Supporting clients outside the clinic builds empathy and helps to deepen your understanding of their full life needs.

By Shari Eberts

A Case Study: Are You Involved with the Hearing Loss Community?

Each year at the New York City Walk4Hearing, audiology groups come out to show support. Some are from established practices while others are student groups from local audiology programs. All are welcomed warmly and seem to enjoy the experience. And they are successful fundraisers, too!

Their presence is met with enthusiasm, but sometimes with surprise. Unfortunately, hearing care professionals (HCPs) don’t often attend events for people with hearing loss. This needs to change. When HCPs support people with hearing loss outside the clinic it helps to build a stronger and more united community.

Why is Involvement with the Hearing Loss Community Important?

“Nothing about us without us,” is an important rallying cry in the disability community. It means that no policy, product, or service should be developed without the full and direct participation of members of the group that will be impacted.

Whether it is an innovative technology product, the installation of a new listening system at a theater, or setting standards for captioning on social media, the best results require the input and involvement of the end users. It just makes sense.

That is why leading technology companies like Google include trusted testers from various disability groups in the development and enhancement of their products. It is also why HCPs should become more involved in the hearing loss community outside of the clinic.

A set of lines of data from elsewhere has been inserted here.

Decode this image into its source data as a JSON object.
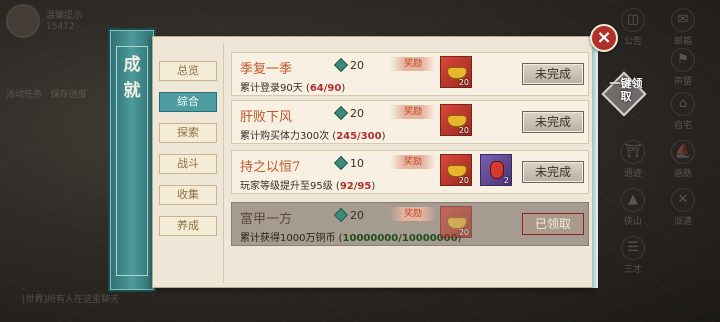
{
  "background": {
    "top_left_line1": "温馨提示",
    "top_left_line2": "15472",
    "left_text": "活动任务   保存进度",
    "bottom_text": "[世界]所有人在这里聊天"
  },
  "right_menu": {
    "items": [
      {
        "label": "公告",
        "icon": "scroll-icon"
      },
      {
        "label": "邮箱",
        "icon": "mail-icon"
      },
      {
        "label": "声望",
        "icon": "banner-icon"
      },
      {
        "label": "自宅",
        "icon": "house-icon"
      },
      {
        "label": "遗迹",
        "icon": "gate-icon"
      },
      {
        "label": "画舫",
        "icon": "boat-icon"
      },
      {
        "label": "侠山",
        "icon": "mountain-icon"
      },
      {
        "label": "派遣",
        "icon": "cross-icon"
      },
      {
        "label": "三才",
        "icon": "tri-icon"
      }
    ]
  },
  "close_label": "×",
  "claim_all_label": "一键领取",
  "title_chars": [
    "成",
    "就"
  ],
  "tabs": [
    {
      "label": "总览",
      "active": false
    },
    {
      "label": "综合",
      "active": true
    },
    {
      "label": "探索",
      "active": false
    },
    {
      "label": "战斗",
      "active": false
    },
    {
      "label": "收集",
      "active": false
    },
    {
      "label": "养成",
      "active": false
    }
  ],
  "achievements": [
    {
      "title": "季复一季",
      "points": "20",
      "badge": "奖励",
      "desc": "累计登录90天",
      "progress": "64/90",
      "rewards": [
        {
          "type": "gold-ingot",
          "count": "20"
        }
      ],
      "status": "未完成",
      "claimed": false
    },
    {
      "title": "肝败下风",
      "points": "20",
      "badge": "奖励",
      "desc": "累计购买体力300次",
      "progress": "245/300",
      "rewards": [
        {
          "type": "gold-ingot",
          "count": "20"
        }
      ],
      "status": "未完成",
      "claimed": false
    },
    {
      "title": "持之以恒7",
      "points": "10",
      "badge": "奖励",
      "desc": "玩家等级提升至95级",
      "progress": "92/95",
      "rewards": [
        {
          "type": "gold-ingot",
          "count": "20"
        },
        {
          "type": "red-pouch",
          "count": "2"
        }
      ],
      "status": "未完成",
      "claimed": false
    },
    {
      "title": "富甲一方",
      "points": "20",
      "badge": "奖励",
      "desc": "累计获得1000万铜币",
      "progress": "10000000/10000000",
      "rewards": [
        {
          "type": "gold-ingot",
          "count": "20"
        }
      ],
      "status": "已领取",
      "claimed": true
    }
  ]
}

When practitioners meet their clients outside the office, they develop empathy and real-world understanding they can take back into the clinic—creating better outcomes for clients and personal satisfaction for a job well done.

Shari Eberts and her husband at a Walk4Hearing event. Photo from Eberts

Five Ways to Support People with Hearing Loss in Their Community

With only so many hours in the day, it may not be possible to advocate in all the ways mentioned below. Pick the one or two that resonate most and give them your attention.

Meet With Us Outside the Clinic

The easiest way is to join a local support group such as a Hearing Loss Association of America chapter. Many chapters hold monthly meetings, both in-person and virtually. Volunteer to speak or simply attend to soak up the ambience. People with hearing loss are excited when HCPs and students attend, so introduce yourself. You may pick up a few new clients over time, but at a minimum, you will become more familiar with the needs of the community. Boosting your empathy and understanding will improve your ability to practice person-centered care.

Join Our Community Activities

Support people with hearing loss by participating in community outreach events. Join a local Walk4Hearing team or create one for your practice or school. Or attend an annual convention to present or attend educational workshops. You may be surprised by the incredible communication access on display. Share what you learn with your clients who may not be aware of all the accessibility options that exist for people with hearing loss.

Further reading: Your Clients Need More Than a Hearing Aid

Advocate for Communication Access

Much advocacy is needed to improve communication for people with hearing loss in a variety of settings. Mandate hearing loops in public spaces or promote captioned performances at a local theater or movie theater. People with hearing loss already advocate for better accessibility, but your voice as an expert in the field will carry significant weight.

Liaise with the Medical Community

Educate doctors in your area about the importance of healthy hearing and its links to other health issues. Suggest that doctors screen patients for hearing loss at wellness visits and refer patients to hearing care professionals for further testing when needed. Or partner with a local senior center to educate staff and residents about hearing loss, treatment options, and how to maintain the devices they do have, including the need to change batteries regularly. Staff members are often not as familiar with hearing aids as they should be.

Promote Hearing Loss Prevention

Work with local schools to include hearing loss prevention as part of the health curriculum. Teacher toolkits from It’s A Noisy Planet are free for the public to download and use for educational purposes. It’s a Noisy Planet is a program of the National Institutes of Health. Target elementary and middle schools so students learn healthy hearing habits early.

You can support the hearing loss community both inside and outside the clinic. Meet your clients in their communities to deepen empathy and understanding. The more you learn about their real-world experiences and listening needs, the better you can practice person-centered care.

Shari Eberts is a passionate hearing health advocate and internationally recognized author and speaker. She is the founder of Living with Hearing Loss, a popular blog for people with hearing loss. Eberts has an adult-onset genetic hearing loss and hopes that by sharing her story, she will help others to live more peacefully with their own hearing issues.

Featured Photo: Dreamstime

Original citation for this article: Eberts S. Support People with Hearing Loss Outside the Clinic. Hearing Review. 2024;31(2):12-13.